“Our Private Duty program helps seniors in their homes with non-medical needs such as laundry, housekeeping, or grocery store runs. We see a lot more need for this service during the holidays because caretakers want to make sure they have the best care possible for their parents,” says Bellome.
Robert Wilson has similar sentiments. “Bridge Haven experiences a dramatic increase in referrals and inquiries this time of year,” says Robert Wilson, executive director for an assisted living and memory care community in Lawrence. “Reaching out to help vulnerable elders before difficulties occur may prevent future falls, fractures, or seasonal illness that could mean a trip to the emergency room. Families typically discuss alternate care options when parents are no longer safe at home and would benefit from full-time care, “ says Wilson.
“With services like these, there comes a price. But there is one thing you can’t put a price on, and that is the health and safety of your loved one,” says Celia Patti whose husband recently moved into Bridge Haven assisted living. This is exactly what many families begin thinking about during the holiday season. Providing a stable and safe environment for their family members is first priority for her. “It is so important Jim is cared for in a comfortable and safe environment,” says Celia Patti.
Many families find this living environment actually enriches their time together because they are not spending time doing chores for loved ones, ” says Robert Wilson.

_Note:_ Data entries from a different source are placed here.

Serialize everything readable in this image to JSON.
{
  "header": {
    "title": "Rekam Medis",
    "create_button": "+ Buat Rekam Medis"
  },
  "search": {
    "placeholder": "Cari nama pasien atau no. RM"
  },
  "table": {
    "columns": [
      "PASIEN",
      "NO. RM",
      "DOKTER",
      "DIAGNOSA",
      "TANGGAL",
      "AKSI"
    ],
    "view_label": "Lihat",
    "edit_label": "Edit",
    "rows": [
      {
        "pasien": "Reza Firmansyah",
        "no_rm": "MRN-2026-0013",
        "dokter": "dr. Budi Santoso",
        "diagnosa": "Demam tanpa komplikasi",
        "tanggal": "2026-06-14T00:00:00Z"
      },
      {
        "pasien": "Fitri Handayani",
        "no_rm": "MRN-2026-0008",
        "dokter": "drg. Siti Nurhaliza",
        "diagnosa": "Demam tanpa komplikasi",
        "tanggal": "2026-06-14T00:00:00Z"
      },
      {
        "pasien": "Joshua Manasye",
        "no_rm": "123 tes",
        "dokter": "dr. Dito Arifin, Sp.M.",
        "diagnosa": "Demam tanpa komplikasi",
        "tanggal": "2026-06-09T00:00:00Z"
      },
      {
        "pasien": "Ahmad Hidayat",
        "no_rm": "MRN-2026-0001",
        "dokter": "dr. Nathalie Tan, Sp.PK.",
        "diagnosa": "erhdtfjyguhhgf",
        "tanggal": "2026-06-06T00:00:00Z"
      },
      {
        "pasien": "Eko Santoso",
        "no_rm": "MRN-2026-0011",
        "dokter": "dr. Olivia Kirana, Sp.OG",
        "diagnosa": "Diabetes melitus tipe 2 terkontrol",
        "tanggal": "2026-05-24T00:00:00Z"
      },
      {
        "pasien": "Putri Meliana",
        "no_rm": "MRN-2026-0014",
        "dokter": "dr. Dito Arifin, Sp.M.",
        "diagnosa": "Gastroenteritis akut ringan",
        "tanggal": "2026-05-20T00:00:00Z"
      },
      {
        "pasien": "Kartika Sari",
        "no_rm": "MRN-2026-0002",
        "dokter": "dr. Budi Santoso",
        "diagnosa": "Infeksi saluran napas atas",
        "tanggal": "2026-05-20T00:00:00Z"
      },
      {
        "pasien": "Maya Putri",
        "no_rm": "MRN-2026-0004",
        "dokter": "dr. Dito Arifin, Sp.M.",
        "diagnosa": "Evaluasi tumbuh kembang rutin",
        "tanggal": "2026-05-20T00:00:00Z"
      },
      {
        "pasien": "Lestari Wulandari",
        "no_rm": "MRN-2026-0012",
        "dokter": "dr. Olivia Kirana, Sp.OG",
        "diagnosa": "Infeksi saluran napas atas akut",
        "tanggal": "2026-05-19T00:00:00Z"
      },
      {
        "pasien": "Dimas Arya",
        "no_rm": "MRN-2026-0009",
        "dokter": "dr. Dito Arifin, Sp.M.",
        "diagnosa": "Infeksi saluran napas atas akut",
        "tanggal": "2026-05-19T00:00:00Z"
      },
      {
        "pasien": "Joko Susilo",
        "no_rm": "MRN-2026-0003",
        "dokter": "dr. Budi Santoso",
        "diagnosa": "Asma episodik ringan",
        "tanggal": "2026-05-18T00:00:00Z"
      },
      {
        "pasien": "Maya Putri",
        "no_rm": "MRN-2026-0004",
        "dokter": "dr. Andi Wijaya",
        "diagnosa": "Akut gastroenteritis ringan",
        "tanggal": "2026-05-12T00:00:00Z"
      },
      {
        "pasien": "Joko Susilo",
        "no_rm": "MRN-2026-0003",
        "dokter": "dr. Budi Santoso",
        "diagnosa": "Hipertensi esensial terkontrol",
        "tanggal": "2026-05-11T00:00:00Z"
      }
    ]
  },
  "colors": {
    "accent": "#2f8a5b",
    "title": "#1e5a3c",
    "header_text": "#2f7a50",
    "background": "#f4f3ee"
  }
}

Knowing and recognizing these four lifestyle changes is key to keeping loved ones safe and healthy, in the winter season, and all year round.